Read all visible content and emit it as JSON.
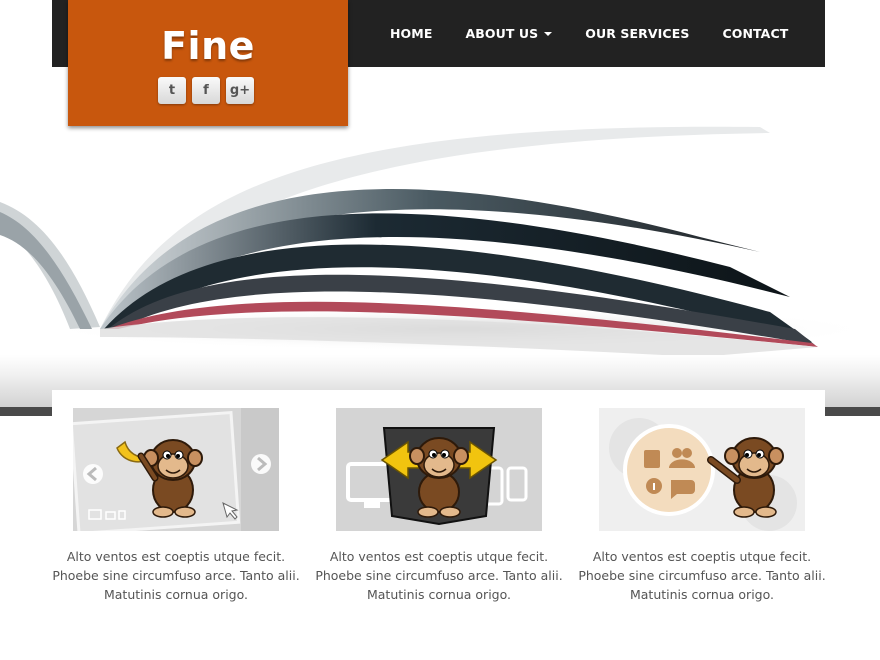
{
  "brand": {
    "name": "Fine"
  },
  "social": [
    {
      "name": "twitter",
      "glyph": "t"
    },
    {
      "name": "facebook",
      "glyph": "f"
    },
    {
      "name": "google-plus",
      "glyph": "g+"
    }
  ],
  "nav": {
    "items": [
      {
        "label": "HOME"
      },
      {
        "label": "ABOUT US",
        "dropdown": true
      },
      {
        "label": "OUR SERVICES"
      },
      {
        "label": "CONTACT"
      }
    ]
  },
  "features": [
    {
      "text": "Alto ventos est coeptis utque fecit. Phoebe sine circumfuso arce. Tanto alii. Matutinis cornua origo.",
      "image": "monkey-slider-illustration"
    },
    {
      "text": "Alto ventos est coeptis utque fecit. Phoebe sine circumfuso arce. Tanto alii. Matutinis cornua origo.",
      "image": "monkey-responsive-devices-illustration"
    },
    {
      "text": "Alto ventos est coeptis utque fecit. Phoebe sine circumfuso arce. Tanto alii. Matutinis cornua origo.",
      "image": "monkey-features-icons-illustration"
    }
  ],
  "colors": {
    "accent": "#c8570d",
    "topbar": "#222222",
    "text": "#555555"
  }
}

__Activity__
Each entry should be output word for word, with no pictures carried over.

__Exercise result__
Read all visible content and emit it as JSON.
{
  "brand": {
    "name": "Fine"
  },
  "social": [
    {
      "name": "twitter",
      "glyph": "t"
    },
    {
      "name": "facebook",
      "glyph": "f"
    },
    {
      "name": "google-plus",
      "glyph": "g+"
    }
  ],
  "nav": {
    "items": [
      {
        "label": "HOME"
      },
      {
        "label": "ABOUT US",
        "dropdown": true
      },
      {
        "label": "OUR SERVICES"
      },
      {
        "label": "CONTACT"
      }
    ]
  },
  "features": [
    {
      "text": "Alto ventos est coeptis utque fecit. Phoebe sine circumfuso arce. Tanto alii. Matutinis cornua origo.",
      "image": "monkey-slider-illustration"
    },
    {
      "text": "Alto ventos est coeptis utque fecit. Phoebe sine circumfuso arce. Tanto alii. Matutinis cornua origo.",
      "image": "monkey-responsive-devices-illustration"
    },
    {
      "text": "Alto ventos est coeptis utque fecit. Phoebe sine circumfuso arce. Tanto alii. Matutinis cornua origo.",
      "image": "monkey-features-icons-illustration"
    }
  ],
  "colors": {
    "accent": "#c8570d",
    "topbar": "#222222",
    "text": "#555555"
  }
}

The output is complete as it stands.